Problem
Collect every line in the records below that contains the word "href".

Data provided
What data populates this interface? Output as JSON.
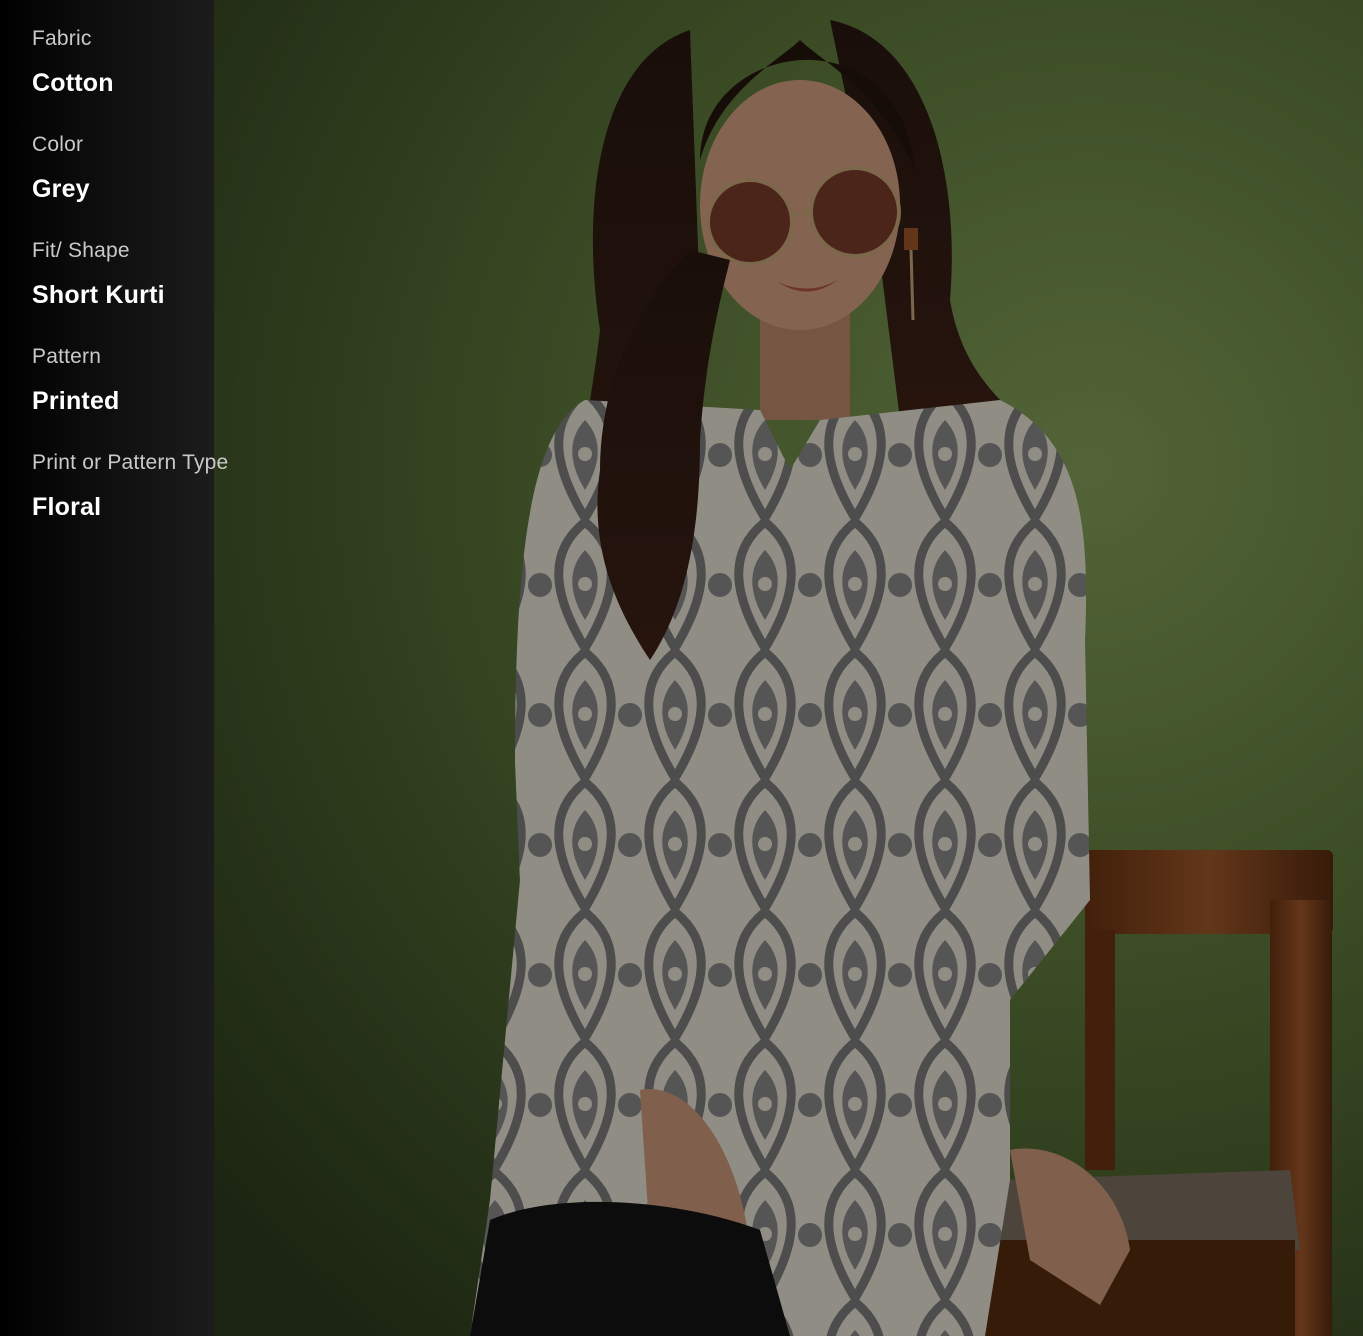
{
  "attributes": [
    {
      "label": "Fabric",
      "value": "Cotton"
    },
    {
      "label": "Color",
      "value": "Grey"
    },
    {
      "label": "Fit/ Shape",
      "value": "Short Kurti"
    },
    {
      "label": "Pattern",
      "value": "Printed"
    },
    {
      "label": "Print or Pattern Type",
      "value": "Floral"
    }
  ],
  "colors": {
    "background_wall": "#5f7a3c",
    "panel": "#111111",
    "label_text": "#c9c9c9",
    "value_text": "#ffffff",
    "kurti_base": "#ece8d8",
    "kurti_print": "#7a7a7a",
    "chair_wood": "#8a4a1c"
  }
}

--

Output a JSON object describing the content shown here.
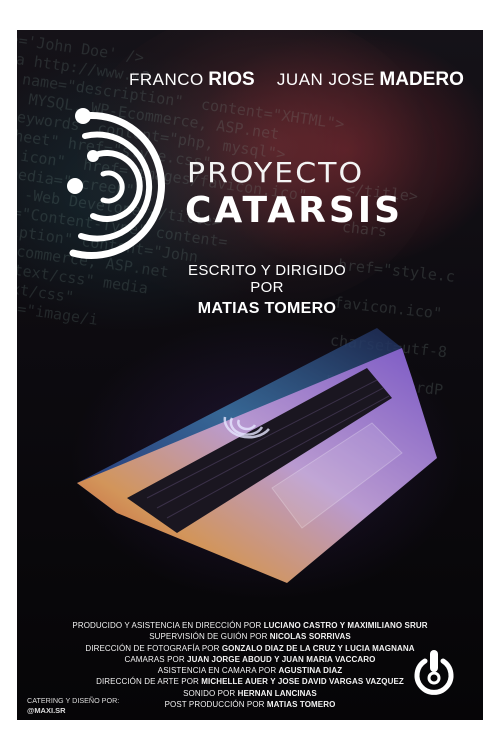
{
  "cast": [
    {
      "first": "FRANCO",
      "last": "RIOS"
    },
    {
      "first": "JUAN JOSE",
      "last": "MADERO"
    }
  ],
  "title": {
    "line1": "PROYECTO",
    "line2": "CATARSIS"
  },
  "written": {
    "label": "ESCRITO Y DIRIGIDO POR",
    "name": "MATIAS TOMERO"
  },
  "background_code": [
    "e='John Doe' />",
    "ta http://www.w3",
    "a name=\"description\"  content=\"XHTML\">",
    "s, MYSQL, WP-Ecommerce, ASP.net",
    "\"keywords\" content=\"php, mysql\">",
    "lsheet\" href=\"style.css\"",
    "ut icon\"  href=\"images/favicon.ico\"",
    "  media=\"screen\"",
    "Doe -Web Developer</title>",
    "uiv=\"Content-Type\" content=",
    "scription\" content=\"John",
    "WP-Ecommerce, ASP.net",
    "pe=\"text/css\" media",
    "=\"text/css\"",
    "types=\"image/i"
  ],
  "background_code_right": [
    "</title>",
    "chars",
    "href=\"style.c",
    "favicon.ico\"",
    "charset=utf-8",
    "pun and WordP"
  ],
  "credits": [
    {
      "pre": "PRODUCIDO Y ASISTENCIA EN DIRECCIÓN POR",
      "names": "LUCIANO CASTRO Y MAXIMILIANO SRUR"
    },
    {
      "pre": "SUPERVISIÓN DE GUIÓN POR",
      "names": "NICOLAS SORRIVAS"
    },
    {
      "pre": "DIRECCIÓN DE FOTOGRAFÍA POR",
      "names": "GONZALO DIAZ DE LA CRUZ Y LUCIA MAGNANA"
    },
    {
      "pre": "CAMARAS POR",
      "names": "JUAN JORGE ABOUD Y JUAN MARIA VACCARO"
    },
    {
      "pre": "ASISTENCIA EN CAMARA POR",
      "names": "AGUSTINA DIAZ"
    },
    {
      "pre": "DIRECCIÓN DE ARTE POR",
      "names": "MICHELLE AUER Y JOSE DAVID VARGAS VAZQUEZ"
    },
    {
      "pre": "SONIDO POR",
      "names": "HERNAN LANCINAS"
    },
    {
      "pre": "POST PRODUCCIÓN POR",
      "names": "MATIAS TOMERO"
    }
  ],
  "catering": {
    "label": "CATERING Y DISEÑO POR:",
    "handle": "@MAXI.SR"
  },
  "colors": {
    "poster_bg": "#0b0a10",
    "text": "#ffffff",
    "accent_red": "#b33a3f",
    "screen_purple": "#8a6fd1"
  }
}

Final answer
    "lsheet\" href=\"style.css\"",
    "ut icon\"  href=\"images/favicon.ico\"",
    "href=\"style.c",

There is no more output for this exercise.